South African geranium contains both antimicrobial (infection fighting) and immunostimulatory (boost immune system) ingredients. They could increase the ability of the body’s white blood cells to eliminate the foreign invaders and also decrease the ability of bacteria to adhere to various tissues. In 2008, a meta-analysis from Germany summarizing the studies conducted from 1966 to 2007 was published. Inconsistent results were seen in three trials with 746 patients with acute bronchitis in adults and three trials with 819 children with acute bronchitis. One study on the common cold showed efficacy after 10 days, but not after five days.
These authors concluded that geranium may be effective in alleviating symptoms of acute rhino sinusitis and the common cold in adults, but better studies are needed.
The other herbs showing early evidence of some effectiveness include:
— Oscillococcinum: This is a homeopathic mixture of duck liver and heart extract. This homeopathic treatment shorted the duration of influenza by 0.28 days.
— Garlic: In a UK study, 146 healthy subjects received either placebo or a garlic supplement, once daily, for 12 weeks between the months of November and February. Results showed that those treated with garlic shortened the duration of cold symptoms from 5.01 days to 1.52 days. The incidence of colds in the garlic-treated group was reduced by over 60%.
— N-acetylcysteine: In Italy, 262 adult men and women were enrolled in a study to receive either placebo or N-acetylcysteine (600 mg twice a day) for six months. Results showed that only 25% of influenza-virus-infected subjects on N-acetylcysteine developed any influenza symptoms, as compared to 79% on placebo treatment.

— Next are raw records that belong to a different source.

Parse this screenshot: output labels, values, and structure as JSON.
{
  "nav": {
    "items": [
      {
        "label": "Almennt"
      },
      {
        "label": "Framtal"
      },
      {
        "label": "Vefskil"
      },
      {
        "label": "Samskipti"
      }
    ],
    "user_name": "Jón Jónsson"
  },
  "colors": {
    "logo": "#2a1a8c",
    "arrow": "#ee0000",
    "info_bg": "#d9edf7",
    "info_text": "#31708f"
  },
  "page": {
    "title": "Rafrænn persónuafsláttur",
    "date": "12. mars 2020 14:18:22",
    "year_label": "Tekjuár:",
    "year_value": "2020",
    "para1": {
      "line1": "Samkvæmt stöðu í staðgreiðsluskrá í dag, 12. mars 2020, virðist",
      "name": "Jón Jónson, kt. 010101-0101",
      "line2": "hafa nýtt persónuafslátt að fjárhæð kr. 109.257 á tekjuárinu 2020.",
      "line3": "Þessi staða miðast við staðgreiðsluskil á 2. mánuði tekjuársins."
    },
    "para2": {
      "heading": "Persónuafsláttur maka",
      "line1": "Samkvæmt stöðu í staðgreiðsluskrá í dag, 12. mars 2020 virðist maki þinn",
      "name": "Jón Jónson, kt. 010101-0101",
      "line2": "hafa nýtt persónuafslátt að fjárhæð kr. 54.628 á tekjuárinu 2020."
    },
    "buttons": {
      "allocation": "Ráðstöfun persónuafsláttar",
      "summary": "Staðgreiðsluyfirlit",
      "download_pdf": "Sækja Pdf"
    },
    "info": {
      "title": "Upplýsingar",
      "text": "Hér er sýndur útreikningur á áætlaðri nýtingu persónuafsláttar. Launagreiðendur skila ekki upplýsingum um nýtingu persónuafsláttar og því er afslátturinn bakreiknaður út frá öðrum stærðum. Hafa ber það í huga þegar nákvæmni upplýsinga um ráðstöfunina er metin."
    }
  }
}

The protective effect of N-acetylcysteine was most pronounced in the elderly subjects.